U.S. economy: Steady growth following a soft landingContributor Dr. David Kelly
In 2020, the U.S. economic expansion should enter its 12th year, having successfully downshifted from 3% growth to 2% growth without falling into recession. The remarkable longevity of the expansion and a continuation of low inflation and unemployment are all significant positives. However, from an investment perspective, the outlook is far from ideal. Slow economic growth and rising wages will put pressure on margins while steady inflation should preclude a significant bond market rally. In addition, long-term returns will be challenged by the implications of a growing budget deficit and political risks of greater protectionism or higher taxation will continue to give investors plenty to worry about.
The longest U.S. economic expansion should continue in 2020
EXHIBIT 1: Length of expansions and recessions in months
Source: National Bureau of Economic Research, J.P. Morgan Asset Management. *Chart assumes current expansion started in July 2009 and continued through November 2019, lasting 125 months so far. Data are as of November 26, 2019.
The strongest part of the U.S. economy should continue to be consumer spending. Even as the lift from the 2017 tax cuts fades, household spending will be supported by good gains in wages. Over the course of 2020, we expect real disposable income to climb by roughly 2.0%, as wages continue to outpace inflation and payrolls gradually expand. Investment spending, however, will remain sluggish as businesses deal with uncertainty from ongoing trade tensions and a slow-growing global economy. In addition, inventories should grow more slowly, dragging on GDP growth, while trade and government spending should have more neutral effects.
On balance, we believe the U.S. economy will avoid recession in 2020. The greatest risk of a downturn centers around the possibility that businesses might collectively freeze or reduce hiring, given trade uncertainty and a slow-growth outlook.
However, this is probably not quite enough to cause a recession and the historically most potent recession triggers appear less dangerous at this time.
First, long-term interest rates are unusually low for this late in an expansion. This means that neither businesses nor consumers are getting boxed out of big-ticket spending decisions because of high financing costs.
Second, the most cyclical sectors of the economy are subdued with no boom in housing, autos or capital spending. This reduces the risk of a “boom-bust” cycle pushing the economy into recession.
That being said, slow economic growth should translate into slow employment growth, with monthly job gains of roughly 130,000 in 2020 compared to 170,000 in 2019 and over 220,000 in 2018. Very low labor force growth implies that even this reduced pace of job growth should be consistent with a gradual tightening of the labor market, with the unemployment rate falling to 3.3% in the fourth quarter of 2020 from 3.5% a year earlier. Despite this, wage growth will likely remain steady at between 3.0% and 3.5% year-over-year, as the pressure of tightening labor markets meets a concerted corporate effort to maintain margins.
Both the unemployment rate and wage growth should be steady in 2020

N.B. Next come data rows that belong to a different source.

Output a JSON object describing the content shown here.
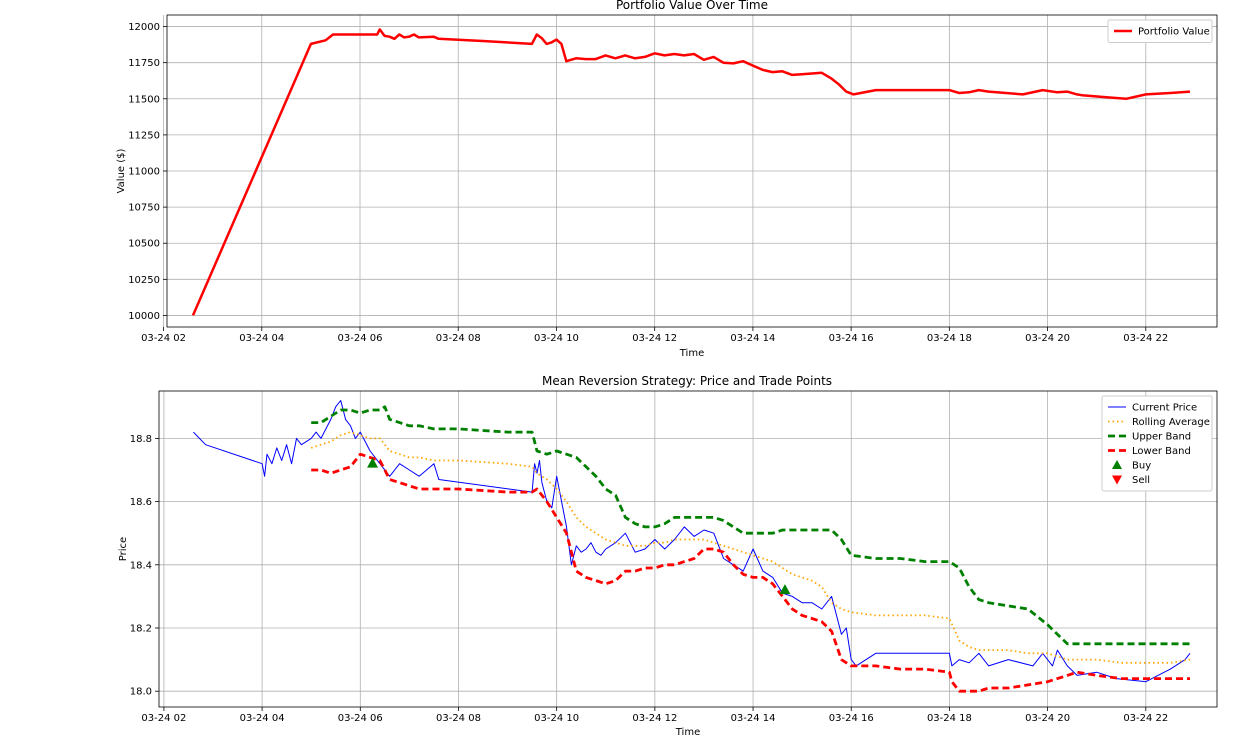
{
  "chart_data": [
    {
      "type": "line",
      "title": "Portfolio Value Over Time",
      "xlabel": "Time",
      "ylabel": "Value ($)",
      "ylim": [
        9920,
        12080
      ],
      "xlim": [
        2.07,
        23.45
      ],
      "x_ticks": [
        2,
        4,
        6,
        8,
        10,
        12,
        14,
        16,
        18,
        20,
        22
      ],
      "x_tick_labels": [
        "03-24 02",
        "03-24 04",
        "03-24 06",
        "03-24 08",
        "03-24 10",
        "03-24 12",
        "03-24 14",
        "03-24 16",
        "03-24 18",
        "03-24 20",
        "03-24 22"
      ],
      "y_ticks": [
        10000,
        10250,
        10500,
        10750,
        11000,
        11250,
        11500,
        11750,
        12000
      ],
      "y_tick_labels": [
        "10000",
        "10250",
        "10500",
        "10750",
        "11000",
        "11250",
        "11500",
        "11750",
        "12000"
      ],
      "grid": true,
      "legend_position": "top-right",
      "series": [
        {
          "name": "Portfolio Value",
          "color": "#ff0000",
          "x": [
            2.6,
            5.0,
            5.3,
            5.45,
            6.35,
            6.4,
            6.5,
            6.6,
            6.7,
            6.8,
            6.9,
            7.0,
            7.1,
            7.2,
            7.5,
            7.6,
            8.5,
            9.5,
            9.6,
            9.7,
            9.8,
            9.9,
            10.0,
            10.1,
            10.2,
            10.4,
            10.6,
            10.8,
            11.0,
            11.2,
            11.4,
            11.6,
            11.8,
            12.0,
            12.2,
            12.4,
            12.6,
            12.8,
            13.0,
            13.2,
            13.4,
            13.6,
            13.8,
            14.0,
            14.2,
            14.4,
            14.6,
            14.8,
            15.0,
            15.4,
            15.6,
            15.75,
            15.9,
            16.05,
            16.5,
            17.0,
            17.5,
            18.0,
            18.2,
            18.4,
            18.6,
            18.8,
            19.5,
            19.9,
            20.2,
            20.4,
            20.6,
            20.7,
            21.2,
            21.6,
            22.0,
            22.5,
            22.9
          ],
          "values": [
            10000,
            11880,
            11905,
            11945,
            11945,
            11980,
            11935,
            11930,
            11915,
            11945,
            11925,
            11930,
            11945,
            11925,
            11930,
            11915,
            11900,
            11880,
            11945,
            11920,
            11880,
            11890,
            11910,
            11880,
            11760,
            11780,
            11775,
            11775,
            11800,
            11780,
            11800,
            11780,
            11790,
            11815,
            11800,
            11810,
            11800,
            11810,
            11770,
            11790,
            11750,
            11745,
            11760,
            11730,
            11700,
            11685,
            11690,
            11665,
            11670,
            11680,
            11640,
            11600,
            11550,
            11530,
            11560,
            11560,
            11560,
            11560,
            11540,
            11545,
            11560,
            11550,
            11530,
            11560,
            11545,
            11550,
            11530,
            11525,
            11510,
            11500,
            11530,
            11540,
            11550
          ]
        }
      ]
    },
    {
      "type": "line",
      "title": "Mean Reversion Strategy: Price and Trade Points",
      "xlabel": "Time",
      "ylabel": "Price",
      "ylim": [
        17.95,
        18.95
      ],
      "xlim": [
        1.9,
        23.45
      ],
      "x_ticks": [
        2,
        4,
        6,
        8,
        10,
        12,
        14,
        16,
        18,
        20,
        22
      ],
      "x_tick_labels": [
        "03-24 02",
        "03-24 04",
        "03-24 06",
        "03-24 08",
        "03-24 10",
        "03-24 12",
        "03-24 14",
        "03-24 16",
        "03-24 18",
        "03-24 20",
        "03-24 22"
      ],
      "y_ticks": [
        18.0,
        18.2,
        18.4,
        18.6,
        18.8
      ],
      "y_tick_labels": [
        "18.0",
        "18.2",
        "18.4",
        "18.6",
        "18.8"
      ],
      "grid": true,
      "legend_position": "top-right",
      "series": [
        {
          "name": "Current Price",
          "color": "#0000ff",
          "style": "solid-thin",
          "x": [
            2.6,
            2.85,
            4.0,
            4.05,
            4.1,
            4.2,
            4.3,
            4.4,
            4.5,
            4.6,
            4.7,
            4.8,
            5.0,
            5.1,
            5.2,
            5.3,
            5.4,
            5.5,
            5.6,
            5.7,
            5.8,
            5.9,
            6.0,
            6.2,
            6.4,
            6.6,
            6.8,
            7.0,
            7.2,
            7.5,
            7.6,
            9.5,
            9.55,
            9.6,
            9.65,
            9.7,
            9.8,
            9.9,
            10.0,
            10.1,
            10.2,
            10.3,
            10.4,
            10.5,
            10.6,
            10.7,
            10.8,
            10.9,
            11.0,
            11.2,
            11.4,
            11.6,
            11.8,
            12.0,
            12.2,
            12.4,
            12.6,
            12.8,
            13.0,
            13.2,
            13.4,
            13.6,
            13.8,
            14.0,
            14.2,
            14.4,
            14.6,
            14.8,
            15.0,
            15.2,
            15.4,
            15.6,
            15.8,
            15.9,
            16.0,
            16.1,
            16.5,
            17.0,
            17.5,
            18.0,
            18.05,
            18.2,
            18.4,
            18.6,
            18.8,
            19.2,
            19.7,
            19.9,
            20.1,
            20.2,
            20.4,
            20.6,
            21.0,
            21.4,
            22.0,
            22.5,
            22.8,
            22.9
          ],
          "values": [
            18.82,
            18.78,
            18.72,
            18.68,
            18.75,
            18.72,
            18.77,
            18.73,
            18.78,
            18.72,
            18.8,
            18.78,
            18.8,
            18.82,
            18.8,
            18.83,
            18.86,
            18.9,
            18.92,
            18.86,
            18.84,
            18.8,
            18.82,
            18.76,
            18.72,
            18.68,
            18.72,
            18.7,
            18.68,
            18.72,
            18.67,
            18.63,
            18.72,
            18.69,
            18.73,
            18.66,
            18.6,
            18.58,
            18.68,
            18.6,
            18.52,
            18.4,
            18.46,
            18.44,
            18.45,
            18.47,
            18.44,
            18.43,
            18.45,
            18.47,
            18.5,
            18.44,
            18.45,
            18.48,
            18.45,
            18.48,
            18.52,
            18.49,
            18.51,
            18.5,
            18.42,
            18.4,
            18.38,
            18.45,
            18.38,
            18.36,
            18.31,
            18.3,
            18.28,
            18.28,
            18.26,
            18.3,
            18.18,
            18.2,
            18.1,
            18.08,
            18.12,
            18.12,
            18.12,
            18.12,
            18.08,
            18.1,
            18.09,
            18.12,
            18.08,
            18.1,
            18.08,
            18.12,
            18.08,
            18.13,
            18.08,
            18.05,
            18.06,
            18.04,
            18.03,
            18.07,
            18.1,
            18.12
          ]
        },
        {
          "name": "Rolling Average",
          "color": "#ffa500",
          "style": "dotted",
          "x": [
            5.0,
            5.2,
            5.4,
            5.6,
            5.8,
            6.0,
            6.2,
            6.4,
            6.5,
            6.6,
            6.8,
            7.0,
            7.2,
            7.5,
            8.0,
            9.0,
            9.5,
            9.6,
            9.8,
            10.0,
            10.2,
            10.4,
            10.6,
            10.8,
            11.0,
            11.2,
            11.4,
            11.6,
            11.8,
            12.0,
            12.2,
            12.4,
            12.6,
            12.8,
            13.0,
            13.2,
            13.4,
            13.6,
            13.8,
            14.0,
            14.2,
            14.4,
            14.6,
            14.8,
            15.0,
            15.2,
            15.4,
            15.6,
            15.8,
            16.0,
            16.5,
            17.0,
            17.5,
            18.0,
            18.2,
            18.4,
            18.6,
            18.8,
            19.2,
            19.6,
            20.0,
            20.2,
            20.4,
            20.6,
            21.0,
            21.5,
            22.0,
            22.5,
            22.9
          ],
          "values": [
            18.77,
            18.78,
            18.79,
            18.81,
            18.82,
            18.81,
            18.8,
            18.8,
            18.78,
            18.76,
            18.75,
            18.74,
            18.74,
            18.73,
            18.73,
            18.72,
            18.71,
            18.69,
            18.67,
            18.64,
            18.6,
            18.55,
            18.52,
            18.5,
            18.48,
            18.47,
            18.46,
            18.46,
            18.46,
            18.47,
            18.47,
            18.48,
            18.48,
            18.48,
            18.48,
            18.47,
            18.46,
            18.45,
            18.44,
            18.43,
            18.42,
            18.41,
            18.39,
            18.37,
            18.36,
            18.35,
            18.33,
            18.28,
            18.26,
            18.25,
            18.24,
            18.24,
            18.24,
            18.23,
            18.16,
            18.14,
            18.13,
            18.13,
            18.13,
            18.12,
            18.12,
            18.11,
            18.1,
            18.1,
            18.1,
            18.09,
            18.09,
            18.09,
            18.1
          ]
        },
        {
          "name": "Upper Band",
          "color": "#008000",
          "style": "dashed",
          "x": [
            5.0,
            5.2,
            5.4,
            5.6,
            5.8,
            6.0,
            6.2,
            6.4,
            6.5,
            6.6,
            6.8,
            7.0,
            7.2,
            7.5,
            8.0,
            9.0,
            9.5,
            9.6,
            9.8,
            10.0,
            10.2,
            10.4,
            10.6,
            10.8,
            11.0,
            11.2,
            11.4,
            11.6,
            11.8,
            12.0,
            12.2,
            12.4,
            12.6,
            12.8,
            13.0,
            13.2,
            13.4,
            13.6,
            13.8,
            14.0,
            14.2,
            14.4,
            14.6,
            14.8,
            15.0,
            15.2,
            15.4,
            15.6,
            15.8,
            16.0,
            16.5,
            17.0,
            17.5,
            18.0,
            18.2,
            18.4,
            18.6,
            18.8,
            19.2,
            19.6,
            20.0,
            20.2,
            20.4,
            20.6,
            21.0,
            21.5,
            22.0,
            22.5,
            22.9
          ],
          "values": [
            18.85,
            18.85,
            18.87,
            18.89,
            18.89,
            18.88,
            18.89,
            18.89,
            18.9,
            18.86,
            18.85,
            18.84,
            18.84,
            18.83,
            18.83,
            18.82,
            18.82,
            18.76,
            18.75,
            18.76,
            18.75,
            18.74,
            18.71,
            18.68,
            18.64,
            18.62,
            18.55,
            18.53,
            18.52,
            18.52,
            18.53,
            18.55,
            18.55,
            18.55,
            18.55,
            18.55,
            18.54,
            18.52,
            18.5,
            18.5,
            18.5,
            18.5,
            18.51,
            18.51,
            18.51,
            18.51,
            18.51,
            18.51,
            18.48,
            18.43,
            18.42,
            18.42,
            18.41,
            18.41,
            18.39,
            18.33,
            18.29,
            18.28,
            18.27,
            18.26,
            18.21,
            18.18,
            18.15,
            18.15,
            18.15,
            18.15,
            18.15,
            18.15,
            18.15
          ]
        },
        {
          "name": "Lower Band",
          "color": "#ff0000",
          "style": "dashed",
          "x": [
            5.0,
            5.2,
            5.4,
            5.6,
            5.8,
            6.0,
            6.2,
            6.4,
            6.5,
            6.6,
            6.8,
            7.0,
            7.2,
            7.5,
            8.0,
            9.0,
            9.5,
            9.6,
            9.8,
            10.0,
            10.2,
            10.4,
            10.6,
            10.8,
            11.0,
            11.2,
            11.4,
            11.6,
            11.8,
            12.0,
            12.2,
            12.4,
            12.6,
            12.8,
            13.0,
            13.2,
            13.4,
            13.6,
            13.8,
            14.0,
            14.2,
            14.4,
            14.6,
            14.8,
            15.0,
            15.2,
            15.4,
            15.6,
            15.8,
            16.0,
            16.5,
            17.0,
            17.5,
            18.0,
            18.05,
            18.2,
            18.4,
            18.6,
            18.8,
            19.2,
            19.6,
            20.0,
            20.2,
            20.4,
            20.6,
            21.0,
            21.5,
            22.0,
            22.5,
            22.9
          ],
          "values": [
            18.7,
            18.7,
            18.69,
            18.7,
            18.71,
            18.75,
            18.74,
            18.73,
            18.7,
            18.67,
            18.66,
            18.65,
            18.64,
            18.64,
            18.64,
            18.63,
            18.63,
            18.64,
            18.6,
            18.55,
            18.5,
            18.38,
            18.36,
            18.35,
            18.34,
            18.35,
            18.38,
            18.38,
            18.39,
            18.39,
            18.4,
            18.4,
            18.41,
            18.42,
            18.45,
            18.45,
            18.44,
            18.4,
            18.37,
            18.36,
            18.36,
            18.34,
            18.3,
            18.26,
            18.24,
            18.23,
            18.22,
            18.19,
            18.1,
            18.08,
            18.08,
            18.07,
            18.07,
            18.06,
            18.03,
            18.0,
            18.0,
            18.0,
            18.01,
            18.01,
            18.02,
            18.03,
            18.04,
            18.05,
            18.06,
            18.05,
            18.04,
            18.04,
            18.04,
            18.04
          ]
        }
      ],
      "markers": [
        {
          "name": "Buy",
          "color": "#008000",
          "shape": "triangle-up",
          "points": [
            [
              6.25,
              18.72
            ],
            [
              14.65,
              18.32
            ]
          ]
        },
        {
          "name": "Sell",
          "color": "#ff0000",
          "shape": "triangle-down",
          "points": []
        }
      ]
    }
  ]
}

EXHIBIT 2: Civilian unemployment rate and year-over-year growth in average hourly earnings, percent
Source: Bureau of Labor Statistics, J.P. Morgan Asset Management. Data are as of November 26, 2019.
All of this should result in low and steady inflation, with the core consumption deflator gradually moving up to a 2.0% year-over-year gain from its recent pace of 1.7%. Profits should also grow at only a low single-digit pace from a very elevated level, as corporations get squeezed by a steady rise in compensation and sluggish markets.
Finally, Washington will both impact and be impacted by the economy in 2020. Despite signs of de-escalation in the trade war, the threat of tariff hikes will likely remain through 2020, reducing exports, imports and investment spending. With regard to the 2020 U.S. elections, because of the early stacking of primaries, it should be easy to predict the Democratic nominee for president by March 17. Investors will be interested in this candidate’s proposals on corporate taxation, regulation and health care.
Much of the year will be spent handicapping the November election both with regard to the race for the presidency and control of Congress. A divided government is the most likely outcome. However, one party controlling the White House, the House of Representatives and the Senate could bring more radical policy change. Finally, fiscal 2020 will see the budget deficit exceed $1 trillion for the first time since 2012, and financing this deficit may put some extra strain on the bond market.